crossref pmid pmc
Lee, H, Song, W, Kwak, HR, Kim, JD, Park, J, Auh, CK, Kim, DH, Lee, KY, Lee, S and Choi, HS 2010. Phylogenetic analysis and inflow route of Tomato yellow leaf curl virus (TYLCV) and Bemisia tabaci in Korea. Mol Cells. 30:467-476.
crossref pmid pdf
Lister, RM 1960. Transmission of soil-borne viruses through seed. Virology. 10:547-549.
crossref pmid
Moriones, E and Navas-Castillo, J 2000. Tomato yellow leaf curl virus, an emerging virus complex causing epidemics worldwide. Virus Res. 71:123-134.
crossref pmid
Navas-Castillo, J, Sánchez-Campos, S, Díaz, JA, Sáez-Alonso, E and Moriones, E 1999. Tomato yellow leaf curl virus-is causes a novel disease of common bean and severe epidemics in tomato in Spain. Plant Dis. 83:29-32.
crossref pmid
Papayiannis, L, Katis, NI, Idris, AM and Brown, JK 2011. Identification of weed hosts of Tomato yellow leaf curl virus in Cyprus. Plant Dis. 95:120-125.
crossref pmid
Reina, J, Morilla, G, Bejarano, ER, Rodríguez, MD and Janssen, D 1999. First report of Capsicum annuum plants infected by tomato yellow leaf curl virus. Plant Dis. 83:1176
crossref
Rodríguez-Negrete, EA, Sánchez-Campos, S, Cañizares, MC, Navas-Castillo, J, Moriones, E, Bejarano, ER and Grande-Pérez, A 2014. A sensitive method for the quantification of virion-sense and complementary-sense DNA strands of circular single-stranded DNA viruses. Sci Rep. 4:6438
pmid pmc
Ross-Ibarra, J, Morrell, PL and Gaut, BS 2007. Plant domestication, a unique opportunity to identify the genetic basis of adaptation. Proc Natl Acad Sci USA. 104:Suppl 1. 8641-8648.
crossref pmid pmc
Stanley, J, Boulton, MI and Davies, JW 2001 Geminiviridae. eLS. Online publication.
crossref pdf
Trolinder, NL and Goodin, J 1988. Somatic embryogenesis in cotton (Gossypium) I. Effects of source of explant and hormone regime. Plant Cell Tissue Organ Cult. 12:31-42.
crossref pdf

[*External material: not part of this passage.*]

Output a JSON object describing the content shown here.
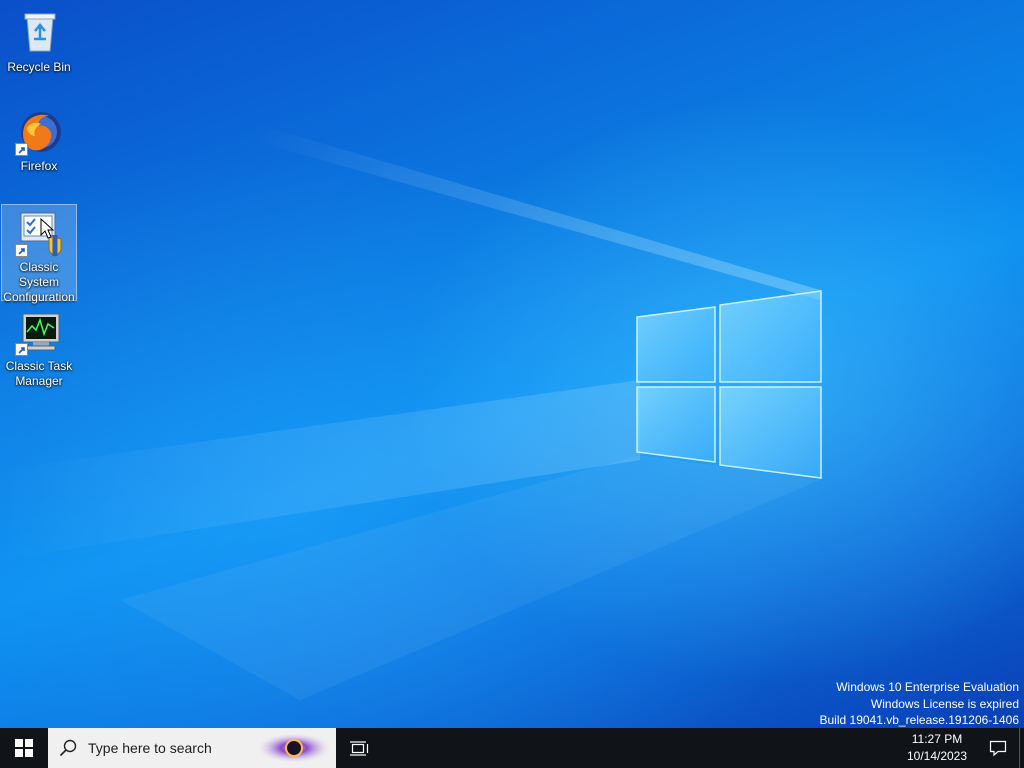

ABOUT
BROWSE ARTICLES
EDITORIAL POLICY
FOR CONTRIBUTORS
Editorial Office
Rm,904 (New Bldg.) The Korean Science & Technology Center 22,
Teheran-ro 7-Gil, Gangnamgu, Seoul 06130, Korea
Tel: +82-2-557-9360    Fax: +82-2-557-9361    E-mail: paper@kspp.org                

Copyright © 2022 by Korean Society of Plant Pathology.

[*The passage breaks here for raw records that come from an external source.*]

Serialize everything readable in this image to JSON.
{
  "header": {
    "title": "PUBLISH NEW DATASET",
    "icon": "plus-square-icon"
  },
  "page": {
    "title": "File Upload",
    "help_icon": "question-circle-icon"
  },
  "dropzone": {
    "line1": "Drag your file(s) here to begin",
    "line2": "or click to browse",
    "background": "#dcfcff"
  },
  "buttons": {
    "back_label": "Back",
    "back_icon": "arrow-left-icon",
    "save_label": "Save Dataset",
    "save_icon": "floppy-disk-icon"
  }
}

Developed in M2PI

Close layer
prev next